Segment Open

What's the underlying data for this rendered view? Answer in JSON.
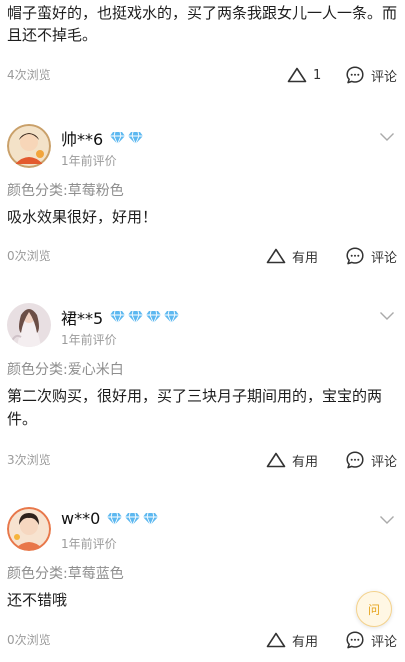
{
  "top_review": {
    "text": "帽子蛮好的，也挺戏水的，买了两条我跟女儿一人一条。而且还不掉毛。",
    "views": "4次浏览",
    "like_count": "1",
    "comment_label": "评论"
  },
  "reviews": [
    {
      "username": "帅**6",
      "diamonds": 2,
      "date": "1年前评价",
      "sku": "颜色分类:草莓粉色",
      "content": "吸水效果很好，好用！",
      "views": "0次浏览",
      "useful_label": "有用",
      "comment_label": "评论"
    },
    {
      "username": "裙**5",
      "diamonds": 4,
      "date": "1年前评价",
      "sku": "颜色分类:爱心米白",
      "content": "第二次购买，很好用，买了三块月子期间用的，宝宝的两件。",
      "views": "3次浏览",
      "useful_label": "有用",
      "comment_label": "评论"
    },
    {
      "username": "w**0",
      "diamonds": 3,
      "date": "1年前评价",
      "sku": "颜色分类:草莓蓝色",
      "content": "还不错哦",
      "views": "0次浏览",
      "useful_label": "有用",
      "comment_label": "评论"
    }
  ],
  "ask_button": {
    "label": "问"
  },
  "icons": {
    "like": "thumb-triangle-icon",
    "comment": "comment-bubble-icon",
    "expand": "chevron-down-icon",
    "level": "diamond-icon"
  },
  "colors": {
    "diamond": "#5db8f0",
    "muted_text": "#9b9b9b",
    "ask_accent": "#e6a520"
  }
}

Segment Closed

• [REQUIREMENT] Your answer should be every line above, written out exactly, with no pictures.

• [REPLY TO THE TASK]
What's the underlying data for this rendered view? Answer in JSON.
{
  "top_review": {
    "text": "帽子蛮好的，也挺戏水的，买了两条我跟女儿一人一条。而且还不掉毛。",
    "views": "4次浏览",
    "like_count": "1",
    "comment_label": "评论"
  },
  "reviews": [
    {
      "username": "帅**6",
      "diamonds": 2,
      "date": "1年前评价",
      "sku": "颜色分类:草莓粉色",
      "content": "吸水效果很好，好用！",
      "views": "0次浏览",
      "useful_label": "有用",
      "comment_label": "评论"
    },
    {
      "username": "裙**5",
      "diamonds": 4,
      "date": "1年前评价",
      "sku": "颜色分类:爱心米白",
      "content": "第二次购买，很好用，买了三块月子期间用的，宝宝的两件。",
      "views": "3次浏览",
      "useful_label": "有用",
      "comment_label": "评论"
    },
    {
      "username": "w**0",
      "diamonds": 3,
      "date": "1年前评价",
      "sku": "颜色分类:草莓蓝色",
      "content": "还不错哦",
      "views": "0次浏览",
      "useful_label": "有用",
      "comment_label": "评论"
    }
  ],
  "ask_button": {
    "label": "问"
  },
  "icons": {
    "like": "thumb-triangle-icon",
    "comment": "comment-bubble-icon",
    "expand": "chevron-down-icon",
    "level": "diamond-icon"
  },
  "colors": {
    "diamond": "#5db8f0",
    "muted_text": "#9b9b9b",
    "ask_accent": "#e6a520"
  }
}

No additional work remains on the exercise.